Health law’s hidden agenda is cost control
Critics of the Affordable Care Act have focused on the “individual mandate” to buy health coverage. But industry leaders say the most far-reaching and incendiary part of the health law could be its shift in the way Americans pay for health care.
Rewarding value – good outcomes, cost-effective practices – is likely to have the most potential long-term impact, say experts meeting in Orlando this week.
Digital technology will make it possible to track performance and report it to both the payers and the public. Woe be unto those health-care providers who do either too little or too much—their pay will get dinged.
“This is a revolution, not reform,” consultant Michael Millenson said at Tuesday’s opening of the 2012 Florida Health Care Symposium. “This is a complicated future, not an easy one. But it is better for all of us – patients, payers and for our country.”
Because it involves a shift of power and money away from specialists and toward primary-care groups, it will generate a huge backlash and lobbying effort. But those entrenched interests will run into an equally powerful force: the desperate need to cut health-care spending.
"There's only one group bigger and more powerful than the health-care industry," said consultant Brian Klepper of Atlantic Beach. "That's everybody who's not in the health-care industry."
'This is hard stuff'
Graphs tell the story: Health inflation has eaten up all of the increase in worker compensation for the past decade. The percentage of employers dropping coverage keeps growing. Health spending in the U.S., now about $2.5 trillion a year, runs far above the per-capita spending of other industrialized countries, yet the World Health Organization shows the morbidity and mortality results as mediocre.
(Editor's note: The $2.5 million spending estimate was released on Thursday in a brief by the National Institute for Health Care Management. This article originally listed a lower figure.)
Infant mortality is particularly bad, with the U.S. coming in 49th, said Lillian Rivera, director of the Miami-Dade Health Department. "Other countries have invested in primary care and prevention. We have not."
Speaker after speaker reiterated the situation: If health-care spending remains on its current track, soon it will gobble up everything else. Meanwhile, estimates of waste in the system run 30 to 40 percent.
An antidote promoted by the health law is the “Accountable Care Organization,” which is given responsibility for a group of patients and a budget to manage their health-care needs. The outcomes are tracked, and if they’re good, the organization prospers.
While that may sound a lot like the managed care of the 1980s and ‘90s, the ACO would be governed by hospital-and-doctor groups, not insurers. At the clinic level, primary-care doctors would call the shots, working in teams with other health professionals.
If it works the way it’s envisioned, there will be empty hospital beds, since the ACO will find it more profitable to treat patients in the clinic and at home. Power will shift to primary-care doctors, while many specialists could find less demand for their services.
“This is going to be challenging,” said Barbara Gray, vice president of the consulting firm Premier, which is helping about 200 hospital and doctor groups to form ACOs. “It will take leadership.
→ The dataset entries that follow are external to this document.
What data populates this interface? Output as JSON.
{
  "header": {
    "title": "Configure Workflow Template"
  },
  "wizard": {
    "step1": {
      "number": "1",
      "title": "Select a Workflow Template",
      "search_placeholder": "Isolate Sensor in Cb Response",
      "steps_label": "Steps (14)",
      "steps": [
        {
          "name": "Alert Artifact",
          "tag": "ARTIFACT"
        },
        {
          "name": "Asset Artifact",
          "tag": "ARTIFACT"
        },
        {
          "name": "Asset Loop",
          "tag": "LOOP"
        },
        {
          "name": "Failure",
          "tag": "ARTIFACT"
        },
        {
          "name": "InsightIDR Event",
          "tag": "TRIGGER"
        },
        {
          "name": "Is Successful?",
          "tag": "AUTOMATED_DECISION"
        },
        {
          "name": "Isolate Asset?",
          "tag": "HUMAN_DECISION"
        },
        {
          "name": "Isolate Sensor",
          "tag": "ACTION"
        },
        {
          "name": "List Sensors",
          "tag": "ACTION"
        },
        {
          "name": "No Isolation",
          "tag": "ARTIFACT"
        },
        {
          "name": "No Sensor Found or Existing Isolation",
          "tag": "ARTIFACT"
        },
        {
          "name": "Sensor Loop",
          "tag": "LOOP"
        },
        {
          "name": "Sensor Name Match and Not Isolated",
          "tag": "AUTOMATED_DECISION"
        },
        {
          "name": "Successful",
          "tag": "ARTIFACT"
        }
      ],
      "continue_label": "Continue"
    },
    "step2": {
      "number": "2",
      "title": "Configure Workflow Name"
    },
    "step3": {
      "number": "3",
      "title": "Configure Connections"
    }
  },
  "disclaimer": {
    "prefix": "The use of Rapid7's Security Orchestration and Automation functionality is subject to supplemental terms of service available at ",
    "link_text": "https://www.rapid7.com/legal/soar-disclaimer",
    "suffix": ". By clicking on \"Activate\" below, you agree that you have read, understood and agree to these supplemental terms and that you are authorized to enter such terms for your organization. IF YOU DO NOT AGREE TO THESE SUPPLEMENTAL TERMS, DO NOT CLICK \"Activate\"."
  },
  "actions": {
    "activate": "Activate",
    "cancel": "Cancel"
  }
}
This is hard stuff. We are turning the business model on its head.”
'Straddling two paradigms'
While many groups in Florida have been talking about forming ACOs, most haven’t yet applied, and only two have received certification from federal health officials. There are a couple of reasons for the delays, Gray said.
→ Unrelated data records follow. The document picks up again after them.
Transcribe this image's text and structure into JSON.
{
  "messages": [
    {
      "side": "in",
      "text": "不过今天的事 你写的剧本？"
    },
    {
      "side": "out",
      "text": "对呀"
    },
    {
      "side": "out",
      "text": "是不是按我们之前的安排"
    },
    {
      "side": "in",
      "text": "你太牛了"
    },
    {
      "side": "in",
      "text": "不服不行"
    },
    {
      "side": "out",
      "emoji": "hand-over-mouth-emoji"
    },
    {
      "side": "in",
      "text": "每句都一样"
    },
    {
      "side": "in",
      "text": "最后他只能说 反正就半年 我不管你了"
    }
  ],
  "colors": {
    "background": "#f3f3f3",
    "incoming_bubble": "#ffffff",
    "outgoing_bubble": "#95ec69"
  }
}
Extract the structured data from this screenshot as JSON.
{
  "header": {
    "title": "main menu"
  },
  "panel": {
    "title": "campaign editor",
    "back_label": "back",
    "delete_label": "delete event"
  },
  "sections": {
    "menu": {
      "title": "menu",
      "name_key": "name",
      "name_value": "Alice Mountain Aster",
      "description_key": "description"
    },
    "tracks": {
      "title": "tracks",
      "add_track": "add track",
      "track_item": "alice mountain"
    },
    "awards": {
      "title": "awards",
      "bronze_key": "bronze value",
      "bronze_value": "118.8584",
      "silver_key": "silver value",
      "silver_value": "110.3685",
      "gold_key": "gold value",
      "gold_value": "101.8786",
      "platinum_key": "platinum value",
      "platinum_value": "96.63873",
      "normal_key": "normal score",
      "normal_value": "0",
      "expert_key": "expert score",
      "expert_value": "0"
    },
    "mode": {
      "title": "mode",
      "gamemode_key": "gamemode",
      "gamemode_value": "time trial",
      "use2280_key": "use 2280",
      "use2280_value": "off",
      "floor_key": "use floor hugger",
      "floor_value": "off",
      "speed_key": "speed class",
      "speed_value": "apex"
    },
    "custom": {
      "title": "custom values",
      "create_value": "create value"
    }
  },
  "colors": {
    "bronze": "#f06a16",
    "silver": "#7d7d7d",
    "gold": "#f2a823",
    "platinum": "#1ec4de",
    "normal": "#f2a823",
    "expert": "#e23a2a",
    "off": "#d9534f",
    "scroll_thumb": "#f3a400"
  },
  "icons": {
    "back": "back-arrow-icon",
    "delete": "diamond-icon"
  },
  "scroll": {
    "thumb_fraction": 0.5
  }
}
The first set of regulations that emerged from the Centers for Medicare and Medicaid Services didn’t offer enough rewards to make the effort worthwhile, she said.
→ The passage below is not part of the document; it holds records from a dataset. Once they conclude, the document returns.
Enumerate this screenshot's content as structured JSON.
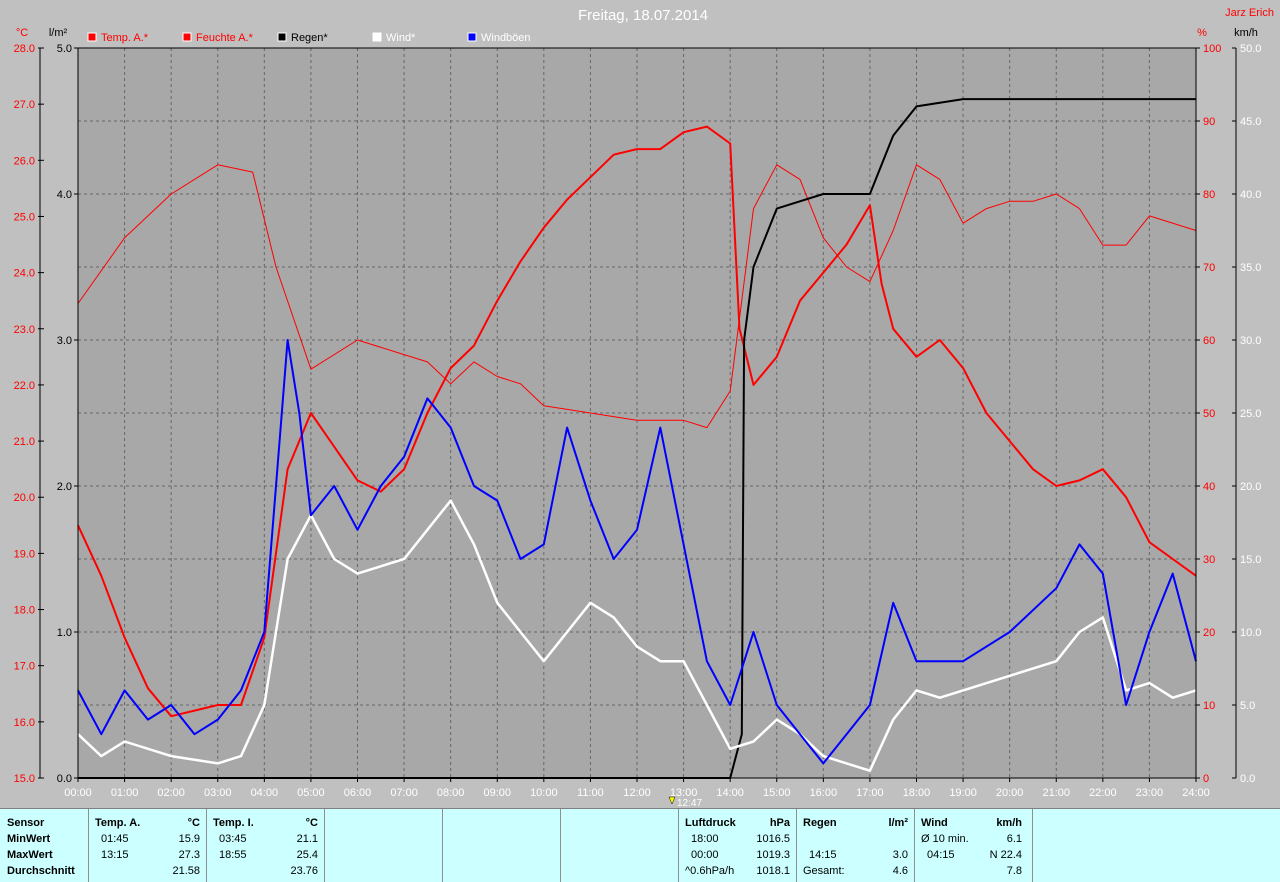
{
  "title": "Freitag, 18.07.2014",
  "author": "Jarz Erich",
  "units": {
    "temp": "°C",
    "rain": "l/m²",
    "hum": "%",
    "wind": "km/h"
  },
  "colors": {
    "temp": "#ff0000",
    "humidity": "#ff0000",
    "rain": "#000000",
    "wind": "#ffffff",
    "gust": "#0000ff",
    "plot_bg": "#a8a8a8",
    "accent_text": "#ff0000"
  },
  "legend": [
    {
      "label": "Temp. A.*",
      "color": "#ff0000"
    },
    {
      "label": "Feuchte A.*",
      "color": "#ff0000"
    },
    {
      "label": "Regen*",
      "color": "#000000"
    },
    {
      "label": "Wind*",
      "color": "#ffffff"
    },
    {
      "label": "Windböen",
      "color": "#0000ff"
    }
  ],
  "marker": {
    "label": "12:47"
  },
  "chart_data": {
    "type": "line",
    "title": "Freitag, 18.07.2014",
    "x_ticks": [
      "00:00",
      "01:00",
      "02:00",
      "03:00",
      "04:00",
      "05:00",
      "06:00",
      "07:00",
      "08:00",
      "09:00",
      "10:00",
      "11:00",
      "12:00",
      "13:00",
      "14:00",
      "15:00",
      "16:00",
      "17:00",
      "18:00",
      "19:00",
      "20:00",
      "21:00",
      "22:00",
      "23:00",
      "24:00"
    ],
    "axes": {
      "temp": {
        "label": "°C",
        "range": [
          15,
          28
        ],
        "ticks": [
          "15.0",
          "16.0",
          "17.0",
          "18.0",
          "19.0",
          "20.0",
          "21.0",
          "22.0",
          "23.0",
          "24.0",
          "25.0",
          "26.0",
          "27.0",
          "28.0"
        ]
      },
      "rain": {
        "label": "l/m²",
        "range": [
          0,
          5
        ],
        "ticks": [
          "0.0",
          "1.0",
          "2.0",
          "3.0",
          "4.0",
          "5.0"
        ]
      },
      "humidity": {
        "label": "%",
        "range": [
          0,
          100
        ],
        "ticks": [
          "0",
          "10",
          "20",
          "30",
          "40",
          "50",
          "60",
          "70",
          "80",
          "90",
          "100"
        ]
      },
      "wind": {
        "label": "km/h",
        "range": [
          0,
          50
        ],
        "ticks": [
          "0.0",
          "5.0",
          "10.0",
          "15.0",
          "20.0",
          "25.0",
          "30.0",
          "35.0",
          "40.0",
          "45.0",
          "50.0"
        ]
      }
    },
    "grid": true,
    "series": [
      {
        "name": "Temp. A.*",
        "axis": "temp",
        "color": "#ff0000",
        "width": 2,
        "points": [
          [
            0,
            19.5
          ],
          [
            0.5,
            18.6
          ],
          [
            1,
            17.5
          ],
          [
            1.5,
            16.6
          ],
          [
            2,
            16.1
          ],
          [
            2.5,
            16.2
          ],
          [
            3,
            16.3
          ],
          [
            3.5,
            16.3
          ],
          [
            4,
            17.5
          ],
          [
            4.5,
            20.5
          ],
          [
            5,
            21.5
          ],
          [
            5.5,
            20.9
          ],
          [
            6,
            20.3
          ],
          [
            6.5,
            20.1
          ],
          [
            7,
            20.5
          ],
          [
            7.5,
            21.5
          ],
          [
            8,
            22.3
          ],
          [
            8.5,
            22.7
          ],
          [
            9,
            23.5
          ],
          [
            9.5,
            24.2
          ],
          [
            10,
            24.8
          ],
          [
            10.5,
            25.3
          ],
          [
            11,
            25.7
          ],
          [
            11.5,
            26.1
          ],
          [
            12,
            26.2
          ],
          [
            12.5,
            26.2
          ],
          [
            13,
            26.5
          ],
          [
            13.5,
            26.6
          ],
          [
            14,
            26.3
          ],
          [
            14.2,
            23
          ],
          [
            14.5,
            22
          ],
          [
            15,
            22.5
          ],
          [
            15.5,
            23.5
          ],
          [
            16,
            24
          ],
          [
            16.5,
            24.5
          ],
          [
            17,
            25.2
          ],
          [
            17.25,
            23.8
          ],
          [
            17.5,
            23
          ],
          [
            18,
            22.5
          ],
          [
            18.5,
            22.8
          ],
          [
            19,
            22.3
          ],
          [
            19.5,
            21.5
          ],
          [
            20,
            21
          ],
          [
            20.5,
            20.5
          ],
          [
            21,
            20.2
          ],
          [
            21.5,
            20.3
          ],
          [
            22,
            20.5
          ],
          [
            22.5,
            20
          ],
          [
            23,
            19.2
          ],
          [
            23.5,
            18.9
          ],
          [
            24,
            18.6
          ]
        ]
      },
      {
        "name": "Feuchte A.*",
        "axis": "humidity",
        "color": "#ff0000",
        "width": 1,
        "points": [
          [
            0,
            65
          ],
          [
            1,
            74
          ],
          [
            2,
            80
          ],
          [
            3,
            84
          ],
          [
            3.75,
            83
          ],
          [
            4.25,
            70
          ],
          [
            5,
            56
          ],
          [
            6,
            60
          ],
          [
            7,
            58
          ],
          [
            7.5,
            57
          ],
          [
            8,
            54
          ],
          [
            8.5,
            57
          ],
          [
            9,
            55
          ],
          [
            9.5,
            54
          ],
          [
            10,
            51
          ],
          [
            11,
            50
          ],
          [
            12,
            49
          ],
          [
            13,
            49
          ],
          [
            13.5,
            48
          ],
          [
            14,
            53
          ],
          [
            14.5,
            78
          ],
          [
            15,
            84
          ],
          [
            15.5,
            82
          ],
          [
            16,
            74
          ],
          [
            16.5,
            70
          ],
          [
            17,
            68
          ],
          [
            17.5,
            75
          ],
          [
            18,
            84
          ],
          [
            18.5,
            82
          ],
          [
            19,
            76
          ],
          [
            19.5,
            78
          ],
          [
            20,
            79
          ],
          [
            20.5,
            79
          ],
          [
            21,
            80
          ],
          [
            21.5,
            78
          ],
          [
            22,
            73
          ],
          [
            22.5,
            73
          ],
          [
            23,
            77
          ],
          [
            24,
            75
          ]
        ]
      },
      {
        "name": "Regen*",
        "axis": "rain",
        "color": "#000000",
        "width": 2,
        "points": [
          [
            0,
            0
          ],
          [
            14,
            0
          ],
          [
            14.25,
            0.3
          ],
          [
            14.3,
            3
          ],
          [
            14.5,
            3.5
          ],
          [
            15,
            3.9
          ],
          [
            16,
            4.0
          ],
          [
            17,
            4.0
          ],
          [
            17.5,
            4.4
          ],
          [
            18,
            4.6
          ],
          [
            19,
            4.65
          ],
          [
            24,
            4.65
          ]
        ]
      },
      {
        "name": "Wind*",
        "axis": "wind",
        "color": "#ffffff",
        "width": 2.5,
        "points": [
          [
            0,
            3
          ],
          [
            0.5,
            1.5
          ],
          [
            1,
            2.5
          ],
          [
            2,
            1.5
          ],
          [
            3,
            1
          ],
          [
            3.5,
            1.5
          ],
          [
            4,
            5
          ],
          [
            4.5,
            15
          ],
          [
            5,
            18
          ],
          [
            5.5,
            15
          ],
          [
            6,
            14
          ],
          [
            7,
            15
          ],
          [
            7.5,
            17
          ],
          [
            8,
            19
          ],
          [
            8.5,
            16
          ],
          [
            9,
            12
          ],
          [
            9.5,
            10
          ],
          [
            10,
            8
          ],
          [
            10.5,
            10
          ],
          [
            11,
            12
          ],
          [
            11.5,
            11
          ],
          [
            12,
            9
          ],
          [
            12.5,
            8
          ],
          [
            13,
            8
          ],
          [
            13.5,
            5
          ],
          [
            14,
            2
          ],
          [
            14.5,
            2.5
          ],
          [
            15,
            4
          ],
          [
            15.5,
            3
          ],
          [
            16,
            1.5
          ],
          [
            16.5,
            1
          ],
          [
            17,
            0.5
          ],
          [
            17.5,
            4
          ],
          [
            18,
            6
          ],
          [
            18.5,
            5.5
          ],
          [
            19,
            6
          ],
          [
            20,
            7
          ],
          [
            21,
            8
          ],
          [
            21.5,
            10
          ],
          [
            22,
            11
          ],
          [
            22.5,
            6
          ],
          [
            23,
            6.5
          ],
          [
            23.5,
            5.5
          ],
          [
            24,
            6
          ]
        ]
      },
      {
        "name": "Windböen",
        "axis": "wind",
        "color": "#0000ff",
        "width": 2,
        "points": [
          [
            0,
            6
          ],
          [
            0.5,
            3
          ],
          [
            1,
            6
          ],
          [
            1.5,
            4
          ],
          [
            2,
            5
          ],
          [
            2.5,
            3
          ],
          [
            3,
            4
          ],
          [
            3.5,
            6
          ],
          [
            4,
            10
          ],
          [
            4.25,
            20
          ],
          [
            4.5,
            30
          ],
          [
            4.75,
            25
          ],
          [
            5,
            18
          ],
          [
            5.5,
            20
          ],
          [
            6,
            17
          ],
          [
            6.5,
            20
          ],
          [
            7,
            22
          ],
          [
            7.5,
            26
          ],
          [
            8,
            24
          ],
          [
            8.5,
            20
          ],
          [
            9,
            19
          ],
          [
            9.5,
            15
          ],
          [
            10,
            16
          ],
          [
            10.5,
            24
          ],
          [
            11,
            19
          ],
          [
            11.5,
            15
          ],
          [
            12,
            17
          ],
          [
            12.5,
            24
          ],
          [
            13,
            16
          ],
          [
            13.5,
            8
          ],
          [
            14,
            5
          ],
          [
            14.5,
            10
          ],
          [
            15,
            5
          ],
          [
            15.5,
            3
          ],
          [
            16,
            1
          ],
          [
            16.5,
            3
          ],
          [
            17,
            5
          ],
          [
            17.5,
            12
          ],
          [
            18,
            8
          ],
          [
            18.5,
            8
          ],
          [
            19,
            8
          ],
          [
            20,
            10
          ],
          [
            21,
            13
          ],
          [
            21.5,
            16
          ],
          [
            22,
            14
          ],
          [
            22.5,
            5
          ],
          [
            23,
            10
          ],
          [
            23.5,
            14
          ],
          [
            24,
            8
          ]
        ]
      }
    ]
  },
  "stats": {
    "sensor": {
      "header": "Sensor",
      "rows": [
        "MinWert",
        "MaxWert",
        "Durchschnitt"
      ]
    },
    "temp_a": {
      "header": "Temp. A.",
      "unit": "°C",
      "min_time": "01:45",
      "min_val": "15.9",
      "max_time": "13:15",
      "max_val": "27.3",
      "avg": "21.58"
    },
    "temp_i": {
      "header": "Temp. I.",
      "unit": "°C",
      "min_time": "03:45",
      "min_val": "21.1",
      "max_time": "18:55",
      "max_val": "25.4",
      "avg": "23.76"
    },
    "pressure": {
      "header": "Luftdruck",
      "unit": "hPa",
      "r1_time": "18:00",
      "r1_val": "1016.5",
      "r2_time": "00:00",
      "r2_val": "1019.3",
      "r3_time": "^0.6hPa/h",
      "r3_val": "1018.1"
    },
    "rain": {
      "header": "Regen",
      "unit": "l/m²",
      "r2_time": "14:15",
      "r2_val": "3.0",
      "r3_label": "Gesamt:",
      "r3_val": "4.6"
    },
    "wind": {
      "header": "Wind",
      "unit": "km/h",
      "r1_label": "Ø 10 min.",
      "r1_val": "6.1",
      "r2_time": "04:15",
      "r2_val": "N 22.4",
      "r3_val": "7.8"
    }
  }
}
When CMS rewrote the rules, interest perked up. But now it will take time for hospitals and doctor groups to restructure their contracts with insurers and employers so that everyone is marching in the same direction.
Gray called it “straddling two different paradigms” to have some fee-for-service contracts and others that reward savings.
“They have to move in step-wise fashion, wait until they have the contracts in place,” she said.
There’s also the question of what happens to ACOs if the Supreme Court throws out the law that set them up.
Florida and more than two dozen other states have appealed the Affordable Care Act, saying its individual mandate and expansion of Medicaid are unconstitutional. The court heard arguments in March and is expected to rule next month.
Even if the law is thrown out in its entirety, taking ACOs down the drain with it, something will have to replace them, the speakers said.
“Health care costs have become so egregious, so out-of-control, that they’re driving everything,” Klepper said. “If you don’t think (change will) happen, you’re seriously deluded.”
The symposium this week at the J.W. Marriott in Orlando is sponsored by the Florida Sterling Council, a non-profit corporation formed in 1992 to promote excellence in both public and private sectors.
The organization honors outstanding performance each year. This year’s recipients of the Sterling Award are Florida Hospital Memorial Medical Center in Daytona Beach and the Miami-Dade County Health Department.
Other recent winners in the health care sector include Florida Hospital-Orlando, James A. Haley Veterans’ Hospital and Clinics in Tampa, South Miami Hospital, Shands Jacksonville Medical Center and St. Johns County Health Department in St. Augustine.
--Health News Florida is an independent online publication dedicated to journalism in the public interest. Editor Carol Gentry can be reached at 727-410-3266 or by e-mail at Carol.Gentry@HealthNewsFlorida.org.